*Exercise aim*:
Write the records out exactly, so that no picture remains in the copy.

*Items from an interface collection*:
★ ★ ★ ★ ★

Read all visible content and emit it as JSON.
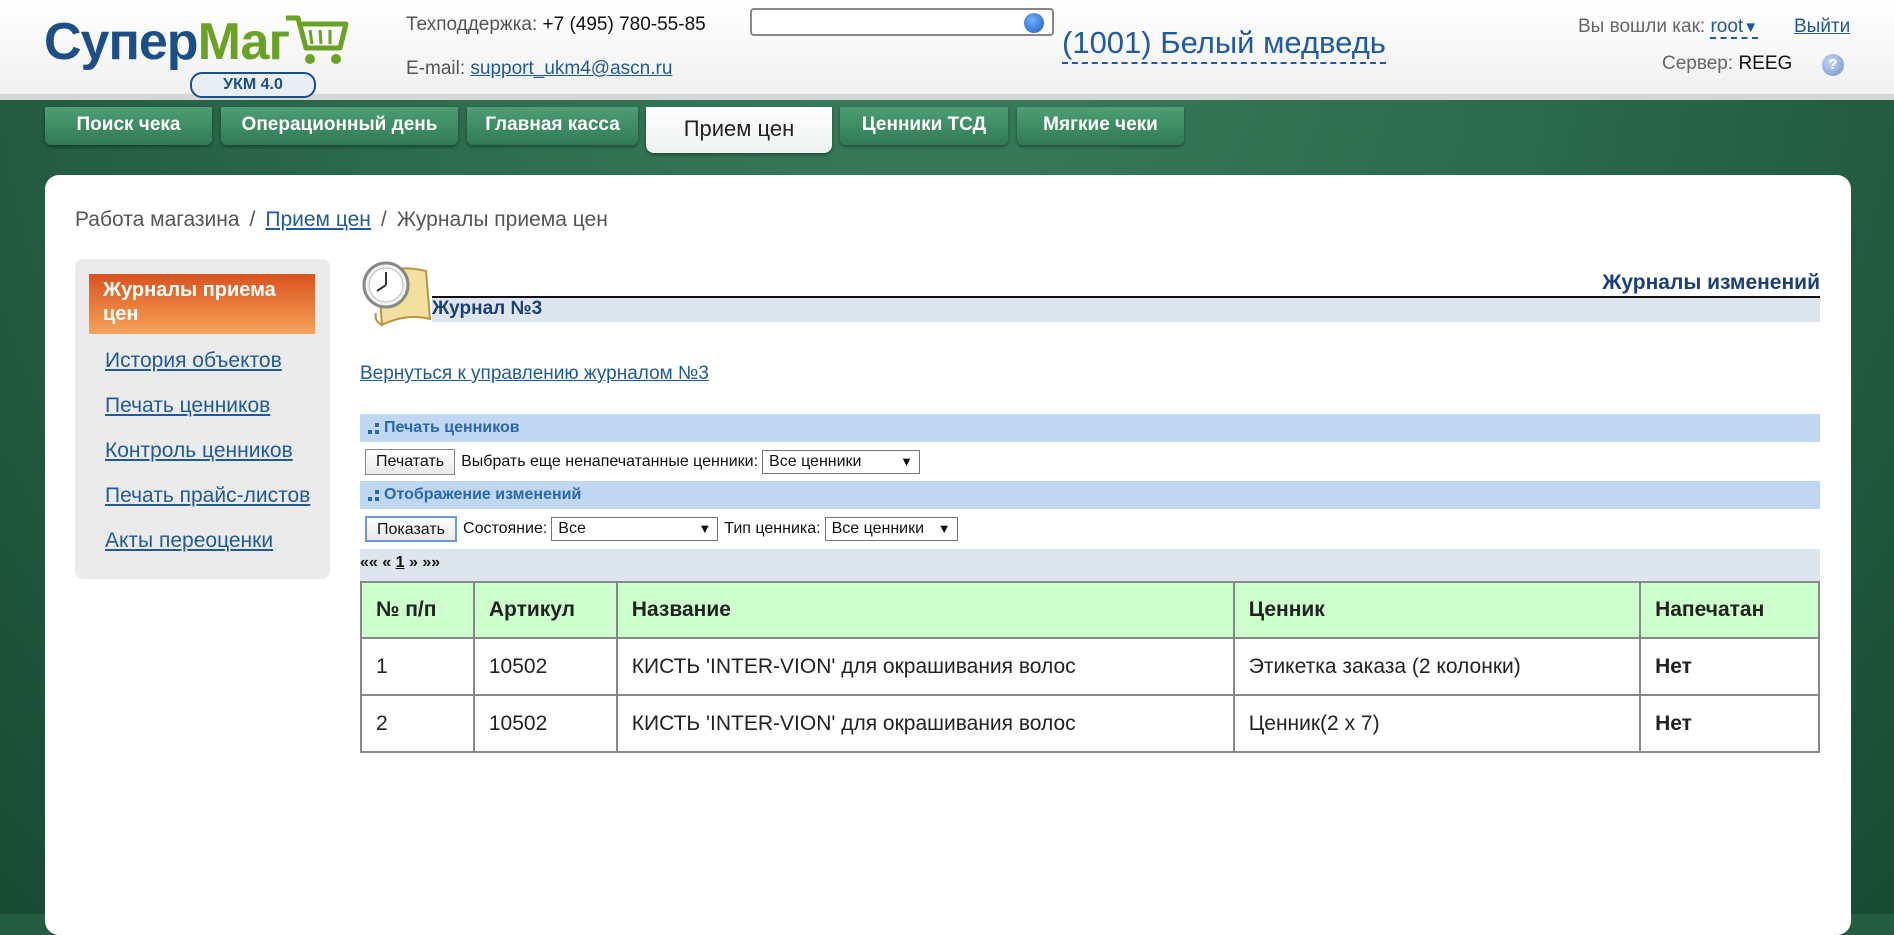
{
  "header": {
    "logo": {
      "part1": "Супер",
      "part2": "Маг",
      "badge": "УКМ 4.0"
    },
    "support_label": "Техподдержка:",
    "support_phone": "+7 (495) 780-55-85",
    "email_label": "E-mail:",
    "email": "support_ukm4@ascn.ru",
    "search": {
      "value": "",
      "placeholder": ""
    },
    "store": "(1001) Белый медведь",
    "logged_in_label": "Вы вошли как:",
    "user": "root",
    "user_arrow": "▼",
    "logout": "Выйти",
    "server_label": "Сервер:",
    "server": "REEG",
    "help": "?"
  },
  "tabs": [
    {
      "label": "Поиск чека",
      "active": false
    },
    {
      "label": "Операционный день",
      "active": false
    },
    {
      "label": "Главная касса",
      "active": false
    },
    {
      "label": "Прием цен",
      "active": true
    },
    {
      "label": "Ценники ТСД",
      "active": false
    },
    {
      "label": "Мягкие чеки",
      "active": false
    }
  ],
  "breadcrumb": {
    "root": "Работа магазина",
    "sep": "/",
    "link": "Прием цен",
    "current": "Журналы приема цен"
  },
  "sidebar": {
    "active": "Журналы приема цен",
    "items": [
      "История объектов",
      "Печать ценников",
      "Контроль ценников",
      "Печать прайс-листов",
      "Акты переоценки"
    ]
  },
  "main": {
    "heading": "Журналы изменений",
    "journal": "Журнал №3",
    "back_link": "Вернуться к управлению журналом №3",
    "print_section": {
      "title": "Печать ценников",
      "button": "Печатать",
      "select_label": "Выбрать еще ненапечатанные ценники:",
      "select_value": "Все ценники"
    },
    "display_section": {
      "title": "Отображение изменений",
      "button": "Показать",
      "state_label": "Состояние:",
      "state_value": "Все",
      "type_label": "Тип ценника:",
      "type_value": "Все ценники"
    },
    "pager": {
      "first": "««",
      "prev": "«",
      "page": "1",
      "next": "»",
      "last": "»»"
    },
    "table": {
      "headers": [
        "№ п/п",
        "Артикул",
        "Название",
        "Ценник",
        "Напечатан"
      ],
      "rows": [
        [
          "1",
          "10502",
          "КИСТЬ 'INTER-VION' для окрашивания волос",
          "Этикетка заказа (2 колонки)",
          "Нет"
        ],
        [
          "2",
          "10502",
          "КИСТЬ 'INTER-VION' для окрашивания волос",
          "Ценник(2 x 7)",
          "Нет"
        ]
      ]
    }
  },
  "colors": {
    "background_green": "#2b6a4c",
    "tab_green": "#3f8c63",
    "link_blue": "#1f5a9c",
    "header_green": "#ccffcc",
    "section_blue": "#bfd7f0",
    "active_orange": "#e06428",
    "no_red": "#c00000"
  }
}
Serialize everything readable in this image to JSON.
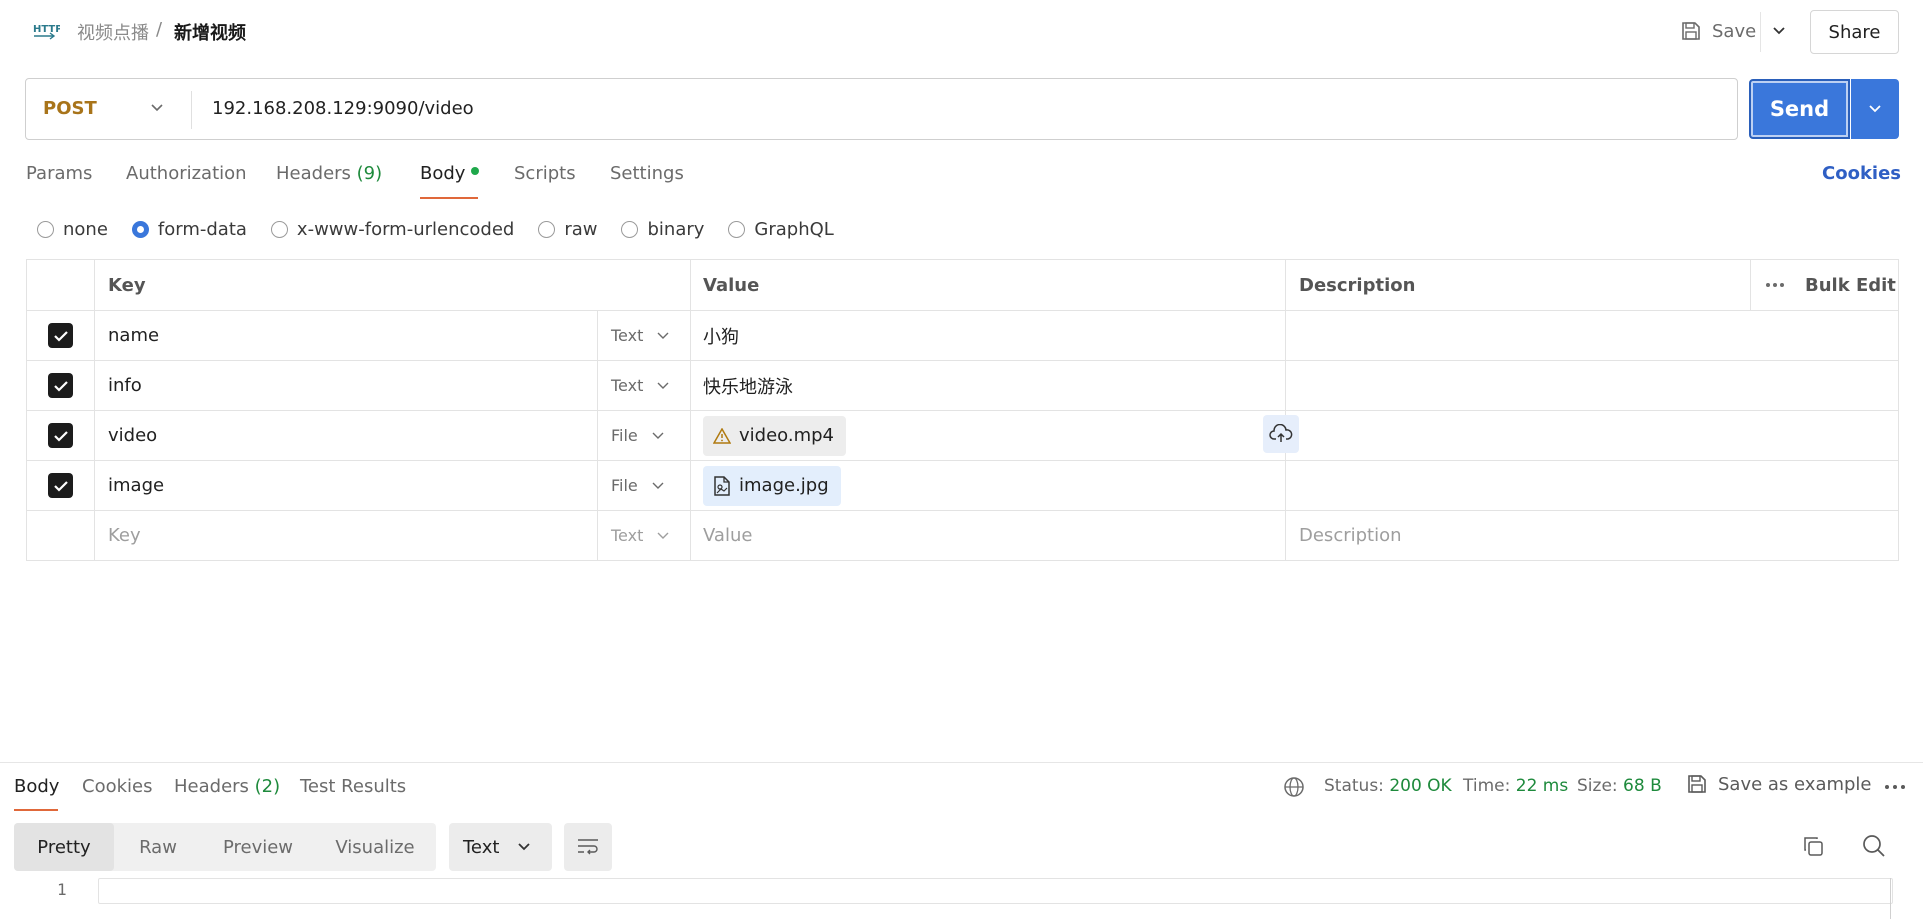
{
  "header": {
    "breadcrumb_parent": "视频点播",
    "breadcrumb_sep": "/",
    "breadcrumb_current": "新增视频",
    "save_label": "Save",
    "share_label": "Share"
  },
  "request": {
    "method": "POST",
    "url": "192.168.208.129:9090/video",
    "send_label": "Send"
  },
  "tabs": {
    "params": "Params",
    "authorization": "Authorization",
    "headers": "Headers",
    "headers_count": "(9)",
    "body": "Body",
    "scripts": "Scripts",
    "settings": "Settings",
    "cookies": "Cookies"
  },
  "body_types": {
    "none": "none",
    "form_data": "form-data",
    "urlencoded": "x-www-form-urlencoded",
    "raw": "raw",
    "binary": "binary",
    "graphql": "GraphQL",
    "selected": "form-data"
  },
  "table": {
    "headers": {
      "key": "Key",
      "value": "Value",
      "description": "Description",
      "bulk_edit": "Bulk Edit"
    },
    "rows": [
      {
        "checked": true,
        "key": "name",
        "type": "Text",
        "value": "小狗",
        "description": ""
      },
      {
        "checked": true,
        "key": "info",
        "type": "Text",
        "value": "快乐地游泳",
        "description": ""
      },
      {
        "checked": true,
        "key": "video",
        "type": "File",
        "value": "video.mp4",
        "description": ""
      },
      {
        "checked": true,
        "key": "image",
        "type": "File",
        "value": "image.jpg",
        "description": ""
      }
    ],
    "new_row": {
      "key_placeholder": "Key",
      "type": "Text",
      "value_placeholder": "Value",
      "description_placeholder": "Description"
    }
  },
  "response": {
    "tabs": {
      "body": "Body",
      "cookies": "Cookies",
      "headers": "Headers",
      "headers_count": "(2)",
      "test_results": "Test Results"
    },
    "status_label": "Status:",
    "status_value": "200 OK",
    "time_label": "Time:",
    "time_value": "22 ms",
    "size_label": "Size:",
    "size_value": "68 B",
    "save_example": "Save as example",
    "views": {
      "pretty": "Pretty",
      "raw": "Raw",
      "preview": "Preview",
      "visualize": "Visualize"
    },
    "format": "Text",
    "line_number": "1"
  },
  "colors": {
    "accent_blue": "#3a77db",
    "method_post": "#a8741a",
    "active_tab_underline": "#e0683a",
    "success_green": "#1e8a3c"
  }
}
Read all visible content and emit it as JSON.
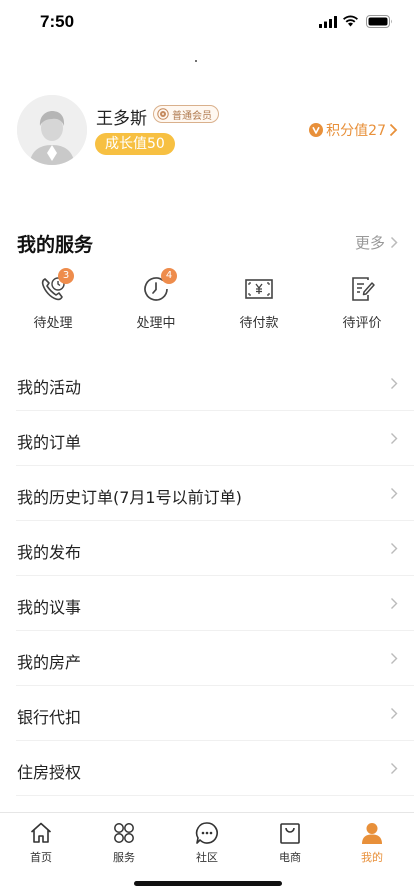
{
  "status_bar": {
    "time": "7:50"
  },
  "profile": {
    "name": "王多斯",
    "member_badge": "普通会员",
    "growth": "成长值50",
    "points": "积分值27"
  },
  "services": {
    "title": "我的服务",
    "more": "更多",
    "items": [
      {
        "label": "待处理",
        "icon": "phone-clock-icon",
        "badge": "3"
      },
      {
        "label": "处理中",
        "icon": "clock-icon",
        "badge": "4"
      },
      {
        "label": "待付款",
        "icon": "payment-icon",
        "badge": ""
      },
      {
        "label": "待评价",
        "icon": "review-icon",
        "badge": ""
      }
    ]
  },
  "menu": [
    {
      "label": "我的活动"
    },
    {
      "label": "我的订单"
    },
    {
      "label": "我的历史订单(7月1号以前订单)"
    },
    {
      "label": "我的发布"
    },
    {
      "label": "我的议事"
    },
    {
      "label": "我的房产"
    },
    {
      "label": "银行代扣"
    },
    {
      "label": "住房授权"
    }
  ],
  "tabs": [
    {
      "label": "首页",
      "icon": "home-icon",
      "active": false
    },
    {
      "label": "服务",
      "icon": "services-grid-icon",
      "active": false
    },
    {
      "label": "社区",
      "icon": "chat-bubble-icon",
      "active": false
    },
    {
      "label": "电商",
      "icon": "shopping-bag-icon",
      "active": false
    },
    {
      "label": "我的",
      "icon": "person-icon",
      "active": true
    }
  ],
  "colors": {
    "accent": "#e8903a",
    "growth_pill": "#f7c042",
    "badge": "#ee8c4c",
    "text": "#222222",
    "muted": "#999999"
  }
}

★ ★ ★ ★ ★

*Answer to this problem*:
Read all visible content and emit it as JSON.
{
  "header": {
    "logo": {
      "part1": "Супер",
      "part2": "Маг",
      "badge": "УКМ 4.0"
    },
    "support_label": "Техподдержка:",
    "support_phone": "+7 (495) 780-55-85",
    "email_label": "E-mail:",
    "email": "support_ukm4@ascn.ru",
    "search": {
      "value": "",
      "placeholder": ""
    },
    "store": "(1001) Белый медведь",
    "logged_in_label": "Вы вошли как:",
    "user": "root",
    "user_arrow": "▼",
    "logout": "Выйти",
    "server_label": "Сервер:",
    "server": "REEG",
    "help": "?"
  },
  "tabs": [
    {
      "label": "Поиск чека",
      "active": false
    },
    {
      "label": "Операционный день",
      "active": false
    },
    {
      "label": "Главная касса",
      "active": false
    },
    {
      "label": "Прием цен",
      "active": true
    },
    {
      "label": "Ценники ТСД",
      "active": false
    },
    {
      "label": "Мягкие чеки",
      "active": false
    }
  ],
  "breadcrumb": {
    "root": "Работа магазина",
    "sep": "/",
    "link": "Прием цен",
    "current": "Журналы приема цен"
  },
  "sidebar": {
    "active": "Журналы приема цен",
    "items": [
      "История объектов",
      "Печать ценников",
      "Контроль ценников",
      "Печать прайс-листов",
      "Акты переоценки"
    ]
  },
  "main": {
    "heading": "Журналы изменений",
    "journal": "Журнал №3",
    "back_link": "Вернуться к управлению журналом №3",
    "print_section": {
      "title": "Печать ценников",
      "button": "Печатать",
      "select_label": "Выбрать еще ненапечатанные ценники:",
      "select_value": "Все ценники"
    },
    "display_section": {
      "title": "Отображение изменений",
      "button": "Показать",
      "state_label": "Состояние:",
      "state_value": "Все",
      "type_label": "Тип ценника:",
      "type_value": "Все ценники"
    },
    "pager": {
      "first": "««",
      "prev": "«",
      "page": "1",
      "next": "»",
      "last": "»»"
    },
    "table": {
      "headers": [
        "№ п/п",
        "Артикул",
        "Название",
        "Ценник",
        "Напечатан"
      ],
      "rows": [
        [
          "1",
          "10502",
          "КИСТЬ 'INTER-VION' для окрашивания волос",
          "Этикетка заказа (2 колонки)",
          "Нет"
        ],
        [
          "2",
          "10502",
          "КИСТЬ 'INTER-VION' для окрашивания волос",
          "Ценник(2 x 7)",
          "Нет"
        ]
      ]
    }
  },
  "colors": {
    "background_green": "#2b6a4c",
    "tab_green": "#3f8c63",
    "link_blue": "#1f5a9c",
    "header_green": "#ccffcc",
    "section_blue": "#bfd7f0",
    "active_orange": "#e06428",
    "no_red": "#c00000"
  }
}
Serialize everything readable in this image to JSON.
{
  "header": {
    "breadcrumb_parent": "视频点播",
    "breadcrumb_sep": "/",
    "breadcrumb_current": "新增视频",
    "save_label": "Save",
    "share_label": "Share"
  },
  "request": {
    "method": "POST",
    "url": "192.168.208.129:9090/video",
    "send_label": "Send"
  },
  "tabs": {
    "params": "Params",
    "authorization": "Authorization",
    "headers": "Headers",
    "headers_count": "(9)",
    "body": "Body",
    "scripts": "Scripts",
    "settings": "Settings",
    "cookies": "Cookies"
  },
  "body_types": {
    "none": "none",
    "form_data": "form-data",
    "urlencoded": "x-www-form-urlencoded",
    "raw": "raw",
    "binary": "binary",
    "graphql": "GraphQL",
    "selected": "form-data"
  },
  "table": {
    "headers": {
      "key": "Key",
      "value": "Value",
      "description": "Description",
      "bulk_edit": "Bulk Edit"
    },
    "rows": [
      {
        "checked": true,
        "key": "name",
        "type": "Text",
        "value": "小狗",
        "description": ""
      },
      {
        "checked": true,
        "key": "info",
        "type": "Text",
        "value": "快乐地游泳",
        "description": ""
      },
      {
        "checked": true,
        "key": "video",
        "type": "File",
        "value": "video.mp4",
        "description": ""
      },
      {
        "checked": true,
        "key": "image",
        "type": "File",
        "value": "image.jpg",
        "description": ""
      }
    ],
    "new_row": {
      "key_placeholder": "Key",
      "type": "Text",
      "value_placeholder": "Value",
      "description_placeholder": "Description"
    }
  },
  "response": {
    "tabs": {
      "body": "Body",
      "cookies": "Cookies",
      "headers": "Headers",
      "headers_count": "(2)",
      "test_results": "Test Results"
    },
    "status_label": "Status:",
    "status_value": "200 OK",
    "time_label": "Time:",
    "time_value": "22 ms",
    "size_label": "Size:",
    "size_value": "68 B",
    "save_example": "Save as example",
    "views": {
      "pretty": "Pretty",
      "raw": "Raw",
      "preview": "Preview",
      "visualize": "Visualize"
    },
    "format": "Text",
    "line_number": "1"
  },
  "colors": {
    "accent_blue": "#3a77db",
    "method_post": "#a8741a",
    "active_tab_underline": "#e0683a",
    "success_green": "#1e8a3c"
  }
}
Read all visible content and emit it as JSON.
{
  "status_bar": {
    "time": "7:50"
  },
  "profile": {
    "name": "王多斯",
    "member_badge": "普通会员",
    "growth": "成长值50",
    "points": "积分值27"
  },
  "services": {
    "title": "我的服务",
    "more": "更多",
    "items": [
      {
        "label": "待处理",
        "icon": "phone-clock-icon",
        "badge": "3"
      },
      {
        "label": "处理中",
        "icon": "clock-icon",
        "badge": "4"
      },
      {
        "label": "待付款",
        "icon": "payment-icon",
        "badge": ""
      },
      {
        "label": "待评价",
        "icon": "review-icon",
        "badge": ""
      }
    ]
  },
  "menu": [
    {
      "label": "我的活动"
    },
    {
      "label": "我的订单"
    },
    {
      "label": "我的历史订单(7月1号以前订单)"
    },
    {
      "label": "我的发布"
    },
    {
      "label": "我的议事"
    },
    {
      "label": "我的房产"
    },
    {
      "label": "银行代扣"
    },
    {
      "label": "住房授权"
    }
  ],
  "tabs": [
    {
      "label": "首页",
      "icon": "home-icon",
      "active": false
    },
    {
      "label": "服务",
      "icon": "services-grid-icon",
      "active": false
    },
    {
      "label": "社区",
      "icon": "chat-bubble-icon",
      "active": false
    },
    {
      "label": "电商",
      "icon": "shopping-bag-icon",
      "active": false
    },
    {
      "label": "我的",
      "icon": "person-icon",
      "active": true
    }
  ],
  "colors": {
    "accent": "#e8903a",
    "growth_pill": "#f7c042",
    "badge": "#ee8c4c",
    "text": "#222222",
    "muted": "#999999"
  }
}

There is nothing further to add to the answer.